MASQUERADE borrows its title and structure from Herman Melville's last novel, The Confidence Man – His Masquerade. The novel is an ironic critique of a culture of professional trust, which regards human relations as purely financial transactions. It is a filmic story in 45 scenes that narrates a series of exchanges between a so-called ‘confidence man' and his victims.
MASQUERADE is situated in the ephemeral worlds of 'high finance' and the 'global art markets'. Its narrative is set in an environment that gradually evolves from a gallery white cube to an auction house, commodity exchange, trading pit and even a courtroom... all places where values are negotiated and exchanged.
In MASQUERADE a TV-reporter is telling the story of the protested 'initial public offering' (IPO) of Art House Index. The index proposes the transformation of the artists' home, which in their practice they define as an artwork, into a financial instrument. The film debates Art House Index from different angles. It is described as a financial instrument that has the potential to render an opaque static product that is difficult to trade, like a house or art, into a tool of measurement that is very transparent for many investors.
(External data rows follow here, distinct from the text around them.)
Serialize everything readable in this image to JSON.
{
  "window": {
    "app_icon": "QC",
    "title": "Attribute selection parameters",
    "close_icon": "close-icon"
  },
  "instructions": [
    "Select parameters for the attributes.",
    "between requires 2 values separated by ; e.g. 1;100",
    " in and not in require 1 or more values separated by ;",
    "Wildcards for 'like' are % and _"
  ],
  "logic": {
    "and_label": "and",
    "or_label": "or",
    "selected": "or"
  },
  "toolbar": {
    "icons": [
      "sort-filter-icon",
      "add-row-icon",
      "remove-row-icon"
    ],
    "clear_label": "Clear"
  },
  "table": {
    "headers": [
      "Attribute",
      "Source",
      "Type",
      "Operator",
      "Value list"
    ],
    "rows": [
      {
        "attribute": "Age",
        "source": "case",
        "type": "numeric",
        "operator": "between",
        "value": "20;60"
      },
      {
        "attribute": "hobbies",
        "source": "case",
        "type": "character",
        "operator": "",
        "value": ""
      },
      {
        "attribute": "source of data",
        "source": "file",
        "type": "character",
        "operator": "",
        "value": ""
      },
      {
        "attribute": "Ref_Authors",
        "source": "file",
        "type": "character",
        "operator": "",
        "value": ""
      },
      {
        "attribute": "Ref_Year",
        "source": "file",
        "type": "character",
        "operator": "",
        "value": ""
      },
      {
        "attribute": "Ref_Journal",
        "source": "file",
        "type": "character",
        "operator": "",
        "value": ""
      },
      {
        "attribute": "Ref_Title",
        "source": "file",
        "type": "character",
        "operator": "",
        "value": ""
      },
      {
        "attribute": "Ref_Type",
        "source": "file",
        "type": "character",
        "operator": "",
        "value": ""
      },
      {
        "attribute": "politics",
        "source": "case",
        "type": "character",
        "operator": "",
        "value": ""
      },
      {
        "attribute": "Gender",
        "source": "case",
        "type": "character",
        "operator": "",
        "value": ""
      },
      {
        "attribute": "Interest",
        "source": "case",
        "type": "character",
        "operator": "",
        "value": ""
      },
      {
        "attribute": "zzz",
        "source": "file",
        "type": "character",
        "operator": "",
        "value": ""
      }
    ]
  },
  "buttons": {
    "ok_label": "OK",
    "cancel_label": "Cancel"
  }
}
While the reporter is addressing the camera, what appears to be a reconstruction of the IPO, is taking place in the background. But then it all starts going wrong again! Is the audience witnessing an insider-sales in an auction house, a market crash in a trading pit or is it a hearing in a courtroom, one that tries to unveil the intricate dynamics of a confidence game? The whole situation gradually transforms into an abstracted visual landscape of opinions and tastes. After all, art, like finance, is a system of belief and their markets are where this belief is put to work.